Arts |

Our Artist in Paris

Arts | 19 September 2019
Our Artist in Paris
Salim in his studio in Sete - Collectioin of Museum Bronbeek

Fondly known in the Indonesian art world as “Our man in Paris”, Salim lived in Paris from 1957 until his death over a decade ago at the age of 100. This is his story.

A 1946 article on Salim published by Merdeka weekly said that nobody knows where Salim came from. The article mentioned that he emerged in Holland as a young foster child of a former planter from Deli, East Sumatra. Even to his closest friends he never revealed who he really was. An article published in the Konfrontasi periodical in 1956 mentioned that he was born in Medan, North Sumatra on 3 September 1908.

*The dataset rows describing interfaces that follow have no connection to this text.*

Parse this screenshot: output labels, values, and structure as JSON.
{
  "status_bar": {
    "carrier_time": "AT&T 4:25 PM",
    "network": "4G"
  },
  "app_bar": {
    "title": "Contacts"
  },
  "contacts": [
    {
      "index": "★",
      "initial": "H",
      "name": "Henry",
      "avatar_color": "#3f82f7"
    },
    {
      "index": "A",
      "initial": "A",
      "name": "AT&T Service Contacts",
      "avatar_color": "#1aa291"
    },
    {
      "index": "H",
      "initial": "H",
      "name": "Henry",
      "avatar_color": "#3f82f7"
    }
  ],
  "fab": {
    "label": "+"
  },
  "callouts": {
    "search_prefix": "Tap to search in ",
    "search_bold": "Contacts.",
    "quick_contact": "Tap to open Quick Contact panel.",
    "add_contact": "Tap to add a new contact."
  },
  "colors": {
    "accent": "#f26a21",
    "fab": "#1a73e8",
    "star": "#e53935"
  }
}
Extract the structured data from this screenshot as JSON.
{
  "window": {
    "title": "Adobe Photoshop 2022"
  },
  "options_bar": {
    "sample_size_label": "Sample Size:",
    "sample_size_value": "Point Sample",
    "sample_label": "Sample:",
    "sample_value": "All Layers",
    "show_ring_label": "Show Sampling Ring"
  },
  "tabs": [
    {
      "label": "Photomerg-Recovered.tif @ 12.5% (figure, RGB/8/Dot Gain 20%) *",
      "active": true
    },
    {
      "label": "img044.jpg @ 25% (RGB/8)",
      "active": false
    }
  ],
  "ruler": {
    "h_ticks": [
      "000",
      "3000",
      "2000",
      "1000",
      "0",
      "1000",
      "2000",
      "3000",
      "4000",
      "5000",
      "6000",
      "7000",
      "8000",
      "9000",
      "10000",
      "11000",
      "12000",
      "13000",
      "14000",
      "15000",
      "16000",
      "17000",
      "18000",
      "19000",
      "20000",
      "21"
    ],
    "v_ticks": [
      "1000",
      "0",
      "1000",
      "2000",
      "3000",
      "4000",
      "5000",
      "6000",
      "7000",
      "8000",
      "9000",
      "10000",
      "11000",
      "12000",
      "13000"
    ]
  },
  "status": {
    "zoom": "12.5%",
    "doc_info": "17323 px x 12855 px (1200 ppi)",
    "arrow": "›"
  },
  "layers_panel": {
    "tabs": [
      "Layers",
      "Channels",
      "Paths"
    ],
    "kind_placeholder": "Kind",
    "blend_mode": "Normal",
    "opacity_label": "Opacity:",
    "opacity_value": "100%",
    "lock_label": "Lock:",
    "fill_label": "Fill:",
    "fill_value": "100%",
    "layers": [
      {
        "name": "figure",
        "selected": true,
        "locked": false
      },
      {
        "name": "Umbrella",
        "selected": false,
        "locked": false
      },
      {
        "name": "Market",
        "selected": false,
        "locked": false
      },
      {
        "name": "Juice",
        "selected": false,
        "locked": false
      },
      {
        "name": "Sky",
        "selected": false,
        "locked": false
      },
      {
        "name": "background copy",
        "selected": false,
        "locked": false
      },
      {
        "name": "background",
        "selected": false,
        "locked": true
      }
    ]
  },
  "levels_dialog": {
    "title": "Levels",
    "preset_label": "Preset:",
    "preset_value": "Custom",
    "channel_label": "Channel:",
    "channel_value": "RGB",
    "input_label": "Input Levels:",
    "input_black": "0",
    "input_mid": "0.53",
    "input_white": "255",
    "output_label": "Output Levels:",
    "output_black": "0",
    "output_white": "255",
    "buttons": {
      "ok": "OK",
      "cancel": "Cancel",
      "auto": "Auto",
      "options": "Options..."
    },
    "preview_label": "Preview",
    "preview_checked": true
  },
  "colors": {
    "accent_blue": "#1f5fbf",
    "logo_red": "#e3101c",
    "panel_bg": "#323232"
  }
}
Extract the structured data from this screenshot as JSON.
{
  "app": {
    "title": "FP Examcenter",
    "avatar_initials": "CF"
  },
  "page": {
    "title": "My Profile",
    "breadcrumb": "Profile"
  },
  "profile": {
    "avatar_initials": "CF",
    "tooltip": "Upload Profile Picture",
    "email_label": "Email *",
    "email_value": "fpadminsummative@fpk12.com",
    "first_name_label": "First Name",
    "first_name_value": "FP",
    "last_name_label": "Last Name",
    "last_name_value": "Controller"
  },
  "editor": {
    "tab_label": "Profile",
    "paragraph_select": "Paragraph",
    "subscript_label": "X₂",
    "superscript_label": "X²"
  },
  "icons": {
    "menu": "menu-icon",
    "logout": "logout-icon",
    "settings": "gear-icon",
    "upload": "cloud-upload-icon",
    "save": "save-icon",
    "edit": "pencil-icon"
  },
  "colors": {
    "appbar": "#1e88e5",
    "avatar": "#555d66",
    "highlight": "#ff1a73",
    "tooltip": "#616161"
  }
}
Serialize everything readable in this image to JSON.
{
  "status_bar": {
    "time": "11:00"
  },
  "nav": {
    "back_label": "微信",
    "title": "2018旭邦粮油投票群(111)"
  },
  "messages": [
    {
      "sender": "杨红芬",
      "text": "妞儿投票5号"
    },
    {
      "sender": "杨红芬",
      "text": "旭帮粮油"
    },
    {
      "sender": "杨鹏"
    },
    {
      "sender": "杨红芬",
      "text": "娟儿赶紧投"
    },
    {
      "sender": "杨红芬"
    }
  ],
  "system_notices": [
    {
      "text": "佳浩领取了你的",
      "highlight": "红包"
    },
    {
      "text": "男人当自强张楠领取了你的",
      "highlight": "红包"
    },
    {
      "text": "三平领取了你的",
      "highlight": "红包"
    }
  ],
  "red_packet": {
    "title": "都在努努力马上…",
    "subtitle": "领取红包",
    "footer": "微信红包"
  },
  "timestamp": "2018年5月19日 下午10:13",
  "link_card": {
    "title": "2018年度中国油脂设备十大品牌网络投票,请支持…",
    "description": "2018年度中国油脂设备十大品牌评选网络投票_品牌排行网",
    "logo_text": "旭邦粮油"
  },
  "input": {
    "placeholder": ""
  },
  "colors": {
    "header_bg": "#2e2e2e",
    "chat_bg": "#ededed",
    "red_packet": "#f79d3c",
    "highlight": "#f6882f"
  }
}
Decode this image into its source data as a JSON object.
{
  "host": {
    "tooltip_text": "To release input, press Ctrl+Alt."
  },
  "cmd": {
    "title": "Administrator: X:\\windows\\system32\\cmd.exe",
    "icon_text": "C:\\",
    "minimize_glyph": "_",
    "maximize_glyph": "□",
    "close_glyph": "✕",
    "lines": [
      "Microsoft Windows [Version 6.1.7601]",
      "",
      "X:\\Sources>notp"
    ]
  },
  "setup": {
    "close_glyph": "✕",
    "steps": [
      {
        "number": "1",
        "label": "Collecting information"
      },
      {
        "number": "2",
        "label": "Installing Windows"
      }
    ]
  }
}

After completing his high school studies at Arnhem, he left his foster parents to pursue his interest in art. In particular, he was a believer of l’art pour l’art (art for art’s sake), and therefore, he was bound for Paris. When he arrived in Paris with very little money, he was faced with the reality that becoming an artist was not as easy as he imagined. Therefore, he had to accept a job as a doorman at the Académie de La Grande Chaumière, an art academy. Due to his handsome appearance, the owner of the academy, apparently a French aristocratic lady, eventually allowed him to study there. Not only did he not have to become the guard the entrance and do the chores of a porter any longer, but he also became one of the favourite students of the owner of the academy. The following year, 1929, he attended Académie Léger, an academy that Fernand Léger set up with his colleagues and friends, including Amédée Ozenfant, where art students could study art, free of charge.

Our Artist in Paris

After his adventures in Paris he returned to Amsterdam and became acquainted with Indonesian students who studied there, among others Mohammad Hatta and Sutan Sjahrir. They often discussed matters about art, culture, and society. This sparked his interest towards his home country. He intended to visit the Netherlands Indies, where he hoped to propagate his ideals of l’art pour l’art.

In the early 1930s, Sjahrir’s brother-in-law, Djoehana Wiradikarta, obtained his medical degree in Holland and was returning home with his family. By working as the caretaker of Djoehana’s children during the month-long journey, Salim was able to join them to the Indies. In Batavia, he worked at an advertising company called the Java Neon Company. He also assisted Sjahrir and Hatta both at their PNI-Pendidikan party and the Daulat Ra’jat magazine. The two prominent politicians were eventually exiled to Boven Digoel, and this left Salim to introspect. Throughout his stay in the Indies, he faced the grim reality that it was under colonial rule. Therefore, he decided to return to Europe. “I prefer to die hungry in the artistic centre of the world, rather than to live full of abundance in a colonised land, feeling depressed,” he is quoted to have said in the periodical Konfrontasi in 1956, reminiscing his experience in the Indies in the 1930s.

Our Artist in Paris
Left: Window to Paris. Right: Bird composition

He started exhibiting in Holland, initially in a joint exhibition with artist Theo Bennes in the Santee Landweer gallery, October to November 1936 and then with J. Sjollema at Helen Spooi Gallery, October 1939. After World War II, disappointed with the Netherlands returning to claim Indonesia as its colony, the artist moved to Sète, a town in France. He held his first solo exhibition there in 1948. In October the following year, Salim held another notable Dutch artist Charles Roelofsz. The show was attended by the Indonesian delegation who came to Holland for the Round Table Conference held in The Hague that year, which led to the Dutch’s recognition of Indonesian sovereignty.

In this exhibition, Salim received praise from Dutch critics. “It is clear that in a part of his works exhibited, Salim was influenced by Raoul Dufy, the French painter, illustrator, designer of gobelins and printed fabrics and ceramist. This can be seen, for example, in a festive face on Séte decorated with flags, where sailing competitions are held in front of a large public; in bathers on the beach; in the half figures of girls or a fisherwoman in her stall on a stock of ships populated; in his parks and houses. The strong colours radiate joy, healthy optimism,” one critic wrote. 

Salim decided to visit his home country, now a new republic, once again. In Indonesia, his solo exhibition was first held in 1951 with the support of the Foundation for Cultural Cooperation, featuring twenty-five paintings all done in France.

From 1957 until his death in 2008, Salim lived in an apartment in the city of Neuilly-sur-Seine near Paris. How much his experience in Indonesia contributed to his progress as an artist might need further study, but he did become quite a successful artist, exhibiting in Europe every few years in the 1950s to the 1970s. In the 1970s he won prizes and medals from art festivals in which he participated. He returned to Indonesia to exhibit his works in Jakarta and Bandung in 1974 and 1990. Later he exhibited in Bali in 2001 and Osaka in 2002. As Salim has lived in Europe for most of his life, he is still considered an Indonesian artist, but as he has lived for over 60 years in Paris, he will always be considered as “our man in Paris”.